This is a duet by The Kinks vocalist and songwriter Ray Davies and The Pretenders frontwoman Chrissie Hynde. The duo had a relationship in the mid 1980s, which produced a child, Natalie. Hynde and Davies had virtually no communication for years and it was Natalie who was the go-between for getting the song to her mother. Davies discussed the collaboration in The Independent newspaper December 11, 2009: "The single is the first song Chrissie Hynde and I have released together. She wasn't my first choice – I wanted Dame Vera Lynn, because the song has the sort of melody that she would handle rather well.

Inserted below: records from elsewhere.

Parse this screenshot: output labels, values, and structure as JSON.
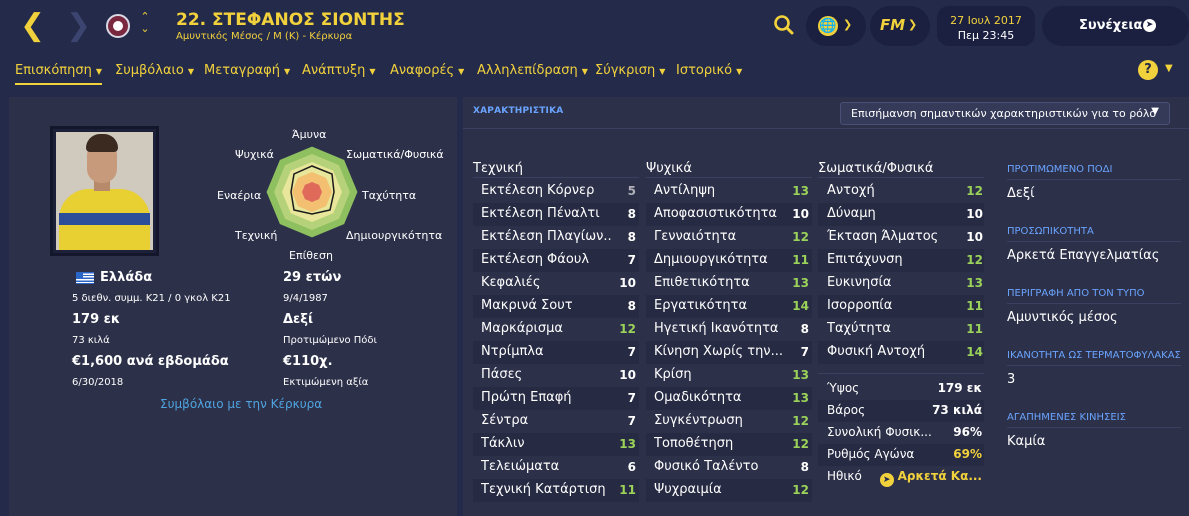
{
  "header": {
    "title": "22. ΣΤΕΦΑΝΟΣ ΣΙΟΝΤΗΣ",
    "subtitle": "Αμυντικός Μέσος / M (K) - Κέρκυρα",
    "date": "27 Ιουλ 2017",
    "time": "Πεμ 23:45",
    "continue": "Συνέχεια",
    "fm": "FM"
  },
  "tabs": [
    "Επισκόπηση",
    "Συμβόλαιο",
    "Μεταγραφή",
    "Ανάπτυξη",
    "Αναφορές",
    "Αλληλεπίδραση",
    "Σύγκριση",
    "Ιστορικό"
  ],
  "radar": {
    "labels": {
      "top": "Άμυνα",
      "tr": "Σωματικά/Φυσικά",
      "r": "Ταχύτητα",
      "br": "Δημιουργικότητα",
      "b": "Επίθεση",
      "bl": "Τεχνική",
      "l": "Εναέρια",
      "tl": "Ψυχικά"
    }
  },
  "profile": {
    "nation": "Ελλάδα",
    "caps": "5 διεθν. συμμ. K21 / 0 γκολ K21",
    "age": "29 ετών",
    "dob": "9/4/1987",
    "height": "179 εκ",
    "weight": "73 κιλά",
    "foot": "Δεξί",
    "foot_label": "Προτιμώμενο Πόδι",
    "wage": "€1,600 ανά εβδομάδα",
    "contract_end": "6/30/2018",
    "value": "€110χ.",
    "value_label": "Εκτιμώμενη αξία",
    "contract_link": "Συμβόλαιο με την Κέρκυρα"
  },
  "attributes": {
    "panel_title": "ΧΑΡΑΚΤΗΡΙΣΤΙΚΑ",
    "highlight": "Επισήμανση σημαντικών χαρακτηριστικών για το ρόλο",
    "technical_title": "Τεχνική",
    "mental_title": "Ψυχικά",
    "physical_title": "Σωματικά/Φυσικά",
    "technical": [
      {
        "n": "Εκτέλεση Κόρνερ",
        "v": "5",
        "c": "gray"
      },
      {
        "n": "Εκτέλεση Πέναλτι",
        "v": "8",
        "c": "white"
      },
      {
        "n": "Εκτέλεση Πλαγίων...",
        "v": "8",
        "c": "white"
      },
      {
        "n": "Εκτέλεση Φάουλ",
        "v": "7",
        "c": "white"
      },
      {
        "n": "Κεφαλιές",
        "v": "10",
        "c": "white"
      },
      {
        "n": "Μακρινά Σουτ",
        "v": "8",
        "c": "white"
      },
      {
        "n": "Μαρκάρισμα",
        "v": "12",
        "c": "green"
      },
      {
        "n": "Ντρίμπλα",
        "v": "7",
        "c": "white"
      },
      {
        "n": "Πάσες",
        "v": "10",
        "c": "white"
      },
      {
        "n": "Πρώτη Επαφή",
        "v": "7",
        "c": "white"
      },
      {
        "n": "Σέντρα",
        "v": "7",
        "c": "white"
      },
      {
        "n": "Τάκλιν",
        "v": "13",
        "c": "green"
      },
      {
        "n": "Τελειώματα",
        "v": "6",
        "c": "white"
      },
      {
        "n": "Τεχνική Κατάρτιση",
        "v": "11",
        "c": "green"
      }
    ],
    "mental": [
      {
        "n": "Αντίληψη",
        "v": "13",
        "c": "green"
      },
      {
        "n": "Αποφασιστικότητα",
        "v": "10",
        "c": "white"
      },
      {
        "n": "Γενναιότητα",
        "v": "12",
        "c": "green"
      },
      {
        "n": "Δημιουργικότητα",
        "v": "11",
        "c": "green"
      },
      {
        "n": "Επιθετικότητα",
        "v": "13",
        "c": "green"
      },
      {
        "n": "Εργατικότητα",
        "v": "14",
        "c": "green"
      },
      {
        "n": "Ηγετική Ικανότητα",
        "v": "8",
        "c": "white"
      },
      {
        "n": "Κίνηση Χωρίς την...",
        "v": "7",
        "c": "white"
      },
      {
        "n": "Κρίση",
        "v": "13",
        "c": "green"
      },
      {
        "n": "Ομαδικότητα",
        "v": "13",
        "c": "green"
      },
      {
        "n": "Συγκέντρωση",
        "v": "12",
        "c": "green"
      },
      {
        "n": "Τοποθέτηση",
        "v": "12",
        "c": "green"
      },
      {
        "n": "Φυσικό Ταλέντο",
        "v": "8",
        "c": "white"
      },
      {
        "n": "Ψυχραιμία",
        "v": "12",
        "c": "green"
      }
    ],
    "physical": [
      {
        "n": "Αντοχή",
        "v": "12",
        "c": "green"
      },
      {
        "n": "Δύναμη",
        "v": "10",
        "c": "white"
      },
      {
        "n": "Έκταση Άλματος",
        "v": "10",
        "c": "white"
      },
      {
        "n": "Επιτάχυνση",
        "v": "12",
        "c": "green"
      },
      {
        "n": "Ευκινησία",
        "v": "13",
        "c": "green"
      },
      {
        "n": "Ισορροπία",
        "v": "11",
        "c": "green"
      },
      {
        "n": "Ταχύτητα",
        "v": "11",
        "c": "green"
      },
      {
        "n": "Φυσική Αντοχή",
        "v": "14",
        "c": "green"
      }
    ],
    "extras": [
      {
        "n": "Ύψος",
        "v": "179 εκ",
        "c": "white"
      },
      {
        "n": "Βάρος",
        "v": "73 κιλά",
        "c": "white"
      },
      {
        "n": "Συνολική Φυσικ...",
        "v": "96%",
        "c": "white"
      },
      {
        "n": "Ρυθμός Αγώνα",
        "v": "69%",
        "c": "yellow"
      },
      {
        "n": "Ηθικό",
        "v": "Αρκετά Κα...",
        "c": "yellow"
      }
    ]
  },
  "side": [
    {
      "h": "ΠΡΟΤΙΜΩΜΕΝΟ ΠΟΔΙ",
      "v": "Δεξί"
    },
    {
      "h": "ΠΡΟΣΩΠΙΚΟΤΗΤΑ",
      "v": "Αρκετά Επαγγελματίας"
    },
    {
      "h": "ΠΕΡΙΓΡΑΦΗ ΑΠΟ ΤΟΝ ΤΥΠΟ",
      "v": "Αμυντικός μέσος"
    },
    {
      "h": "ΙΚΑΝΟΤΗΤΑ ΩΣ ΤΕΡΜΑΤΟΦΥΛΑΚΑΣ",
      "v": "3"
    },
    {
      "h": "ΑΓΑΠΗΜΕΝΕΣ ΚΙΝΗΣΕΙΣ",
      "v": "Καμία"
    }
  ],
  "colors": {
    "accent": "#f2d23c",
    "bg": "#242a4a",
    "panel": "#2c3049",
    "green": "#9bd25a",
    "blue_label": "#6aa4ff"
  }
}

Having said that, Chrissie came into the studio and did her bit brilliantly. I wasn't there at the time, and of course our relationship history adds yet another texture to the song. But it wasn't recorded around a log fire or anything. We weren't toasting marshmallows and cracking nuts. My girlfriend Karen sang on the demo and, with Chrissie, it was quite clear what the vocal parts were. Some artists are happy to let the writer direct things. There was no real discussion, which surprised me."
The song also features an epic crescendo with choral refrains from the Crouch End Festival Chorus. The symphonic choir previously collaborated with Davies on his 2009 choral album, The Kinks Choral Collection. "It feels as if the people I wrote the songs for are singing it," Davies said of the Crouch End vocal on this song. "They display an ingenious palette of choral techniques."
Davies told The Independent that some people think this "is a Christmas song. It wasn't meant to be one, although it does mention snow. I'm looking ahead to when I have grandchildren and they ask me: 'London – what is this place?' I feel the culture of the London I used to know is disappearing."
He added: "The places and things that I mention in the song – Waterloo Bridge, Carnaby Street, the Charlie Chaplin statue in Leicester Square – are icons or symbols of the London that I think is under threat. Hopefully they will remain, but if the buildings around them are all different, will they still have the same impact? Carnaby Street means a lot to me because The Kinks' office was round the back of there in Kingly Court. We were there every day."
The song's music video, which was directed by Julien Temple was shot in various places around London. It traces Davies's lyrical past including The Statue of Eros steps, Carnaby Street, beneath the Charlie Chaplin statue in Leicester Square and on the parapet of Waterloo Bridge.